“The aesthetic activity is the activity of speaking”
Collingwood gives some insight into the query laid before us. In his search into the meaning of art he came to the conclusion that an “artist’s business is to express emotion,” (Philosophy of Art), but there’s more to it than that. Good art involves honesty, but the artist must also connect with his or her audience in a way that fosters deeper meaning. Collingwood says it like this, “The aesthetic activity is the activity of speaking,” (Philosophy of Art). There you go! Good art is art that not only expresses emotion, but also invites its audience into the artist’s own creative world where a collaborative conversation is had that fosters deeper understanding for everyone involved. By looking at Rembrandt’s “Return of the Prodigal Son” we not only see an excellent example of Rembrandt expressing his inner longings for a love that overcomes even our greatest sins, but we are caught up into the story ourselves as the scene touches the same longings in our own hearts. J.R.R. Tolkien, writer of The Lord of The Rings, seems to agree with this understanding when he writes about his own craft, saying, a good “sub-creator” is one who “makes a Secondary World which you can enter. Inside it, what he relates is ‘true.’” (On Fairy-Stories). For a painting, book or movie to be good it must produce an “imaginative experience identical with that of the creator", sustaining a “’willing suspicion of disbelief’” (Philosophy of Art & On Fairy-Stories) long enough for shared meaning. Yet, I think there is even more to what makes for good art, something that propels a good work into the realm of greatness!
What makes for not just good art, but great art?
I think great art is made when an artist not only connects with her audience through her work, but does so in a way that says something new as she speaks on behalf of her audience “saying for it the things it wants to say but cannot say unaided,” (Philosophy of Art). Tolkien says much the same thing when he writes that good fantasy connects to “ancient limitations” and old ambitions and desires,” (On Fairy-Stories), bringing a sense of relief from our sorrows and hope that there truly is something to those old desires within us.

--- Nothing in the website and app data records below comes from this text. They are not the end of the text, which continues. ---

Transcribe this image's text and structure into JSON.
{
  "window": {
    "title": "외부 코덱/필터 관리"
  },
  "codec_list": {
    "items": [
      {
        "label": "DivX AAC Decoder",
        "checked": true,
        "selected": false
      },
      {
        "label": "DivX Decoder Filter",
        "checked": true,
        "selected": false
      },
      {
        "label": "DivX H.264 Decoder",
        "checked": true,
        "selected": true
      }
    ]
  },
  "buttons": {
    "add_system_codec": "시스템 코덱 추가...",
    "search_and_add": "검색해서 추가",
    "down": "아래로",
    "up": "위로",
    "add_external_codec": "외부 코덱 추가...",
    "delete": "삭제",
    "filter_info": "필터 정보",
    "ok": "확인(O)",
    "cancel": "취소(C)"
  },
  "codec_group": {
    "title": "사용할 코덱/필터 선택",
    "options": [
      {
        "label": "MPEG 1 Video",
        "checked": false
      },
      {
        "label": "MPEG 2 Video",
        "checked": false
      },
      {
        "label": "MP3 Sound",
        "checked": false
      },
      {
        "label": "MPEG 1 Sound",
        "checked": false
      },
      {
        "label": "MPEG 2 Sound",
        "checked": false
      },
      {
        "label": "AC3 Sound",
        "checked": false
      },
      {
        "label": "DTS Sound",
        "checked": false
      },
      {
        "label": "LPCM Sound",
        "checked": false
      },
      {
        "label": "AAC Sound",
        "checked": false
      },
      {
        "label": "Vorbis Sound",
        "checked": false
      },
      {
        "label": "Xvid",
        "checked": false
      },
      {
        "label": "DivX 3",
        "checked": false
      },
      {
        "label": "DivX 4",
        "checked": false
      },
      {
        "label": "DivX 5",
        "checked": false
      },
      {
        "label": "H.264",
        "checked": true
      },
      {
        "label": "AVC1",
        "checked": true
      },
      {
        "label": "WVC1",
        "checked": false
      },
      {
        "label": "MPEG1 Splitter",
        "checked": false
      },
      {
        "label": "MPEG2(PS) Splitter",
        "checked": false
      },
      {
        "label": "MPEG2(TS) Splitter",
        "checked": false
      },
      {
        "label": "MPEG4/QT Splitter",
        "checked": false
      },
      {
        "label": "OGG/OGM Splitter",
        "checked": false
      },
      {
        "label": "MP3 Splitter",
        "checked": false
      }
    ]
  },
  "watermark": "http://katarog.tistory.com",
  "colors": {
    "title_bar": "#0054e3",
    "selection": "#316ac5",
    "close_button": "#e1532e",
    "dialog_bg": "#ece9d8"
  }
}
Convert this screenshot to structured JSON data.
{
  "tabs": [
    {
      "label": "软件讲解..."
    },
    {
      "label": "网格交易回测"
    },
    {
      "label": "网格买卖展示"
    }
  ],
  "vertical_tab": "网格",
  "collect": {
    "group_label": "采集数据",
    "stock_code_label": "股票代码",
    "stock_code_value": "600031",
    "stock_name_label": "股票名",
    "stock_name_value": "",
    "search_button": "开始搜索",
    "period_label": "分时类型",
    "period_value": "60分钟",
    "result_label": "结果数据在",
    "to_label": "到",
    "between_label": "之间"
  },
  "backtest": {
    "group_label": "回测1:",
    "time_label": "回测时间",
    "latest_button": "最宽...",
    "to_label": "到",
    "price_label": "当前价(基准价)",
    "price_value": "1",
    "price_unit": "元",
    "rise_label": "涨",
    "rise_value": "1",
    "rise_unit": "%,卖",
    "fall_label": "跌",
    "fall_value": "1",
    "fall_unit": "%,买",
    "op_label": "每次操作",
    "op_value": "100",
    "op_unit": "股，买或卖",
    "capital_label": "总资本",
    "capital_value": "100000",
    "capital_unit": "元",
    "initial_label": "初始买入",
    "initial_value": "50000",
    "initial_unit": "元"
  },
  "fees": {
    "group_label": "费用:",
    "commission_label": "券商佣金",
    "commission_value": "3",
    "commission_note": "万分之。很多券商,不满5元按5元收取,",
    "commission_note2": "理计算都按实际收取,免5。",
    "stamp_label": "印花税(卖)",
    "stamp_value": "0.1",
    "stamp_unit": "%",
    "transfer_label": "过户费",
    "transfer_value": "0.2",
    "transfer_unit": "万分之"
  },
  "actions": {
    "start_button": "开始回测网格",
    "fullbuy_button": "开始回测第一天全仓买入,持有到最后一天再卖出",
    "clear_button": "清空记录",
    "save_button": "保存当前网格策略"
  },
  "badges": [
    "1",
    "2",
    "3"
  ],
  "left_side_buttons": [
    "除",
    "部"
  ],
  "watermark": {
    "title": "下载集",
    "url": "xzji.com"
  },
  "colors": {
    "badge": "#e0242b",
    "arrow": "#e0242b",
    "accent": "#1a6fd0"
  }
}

it seems to me that great art is art that speaks not only for the artist, but for all those who share the artist’s longings. Those who enter her creation find new meaning and a promise that we will not return to our lives the same person we were when we started out on the journey. If this is the case, and I think it is, will you join me on my own journey into stories and creativity? What do you think makes for great art? What issues are important to wrestle with in our art and our stories? How are you doing this yourself? What have been some important stories for you over the years?
I would love to hear from you and start a conversation so feel free to comment below or message me. You can also download my free e-book, Echoes of Beauty: A Study In Christian Aesthetics, which dives deeper into all these matters, by signing up for my e-mail list below! In a few weeks I hope you will join me as we wrestle with another question: what makes art Christian?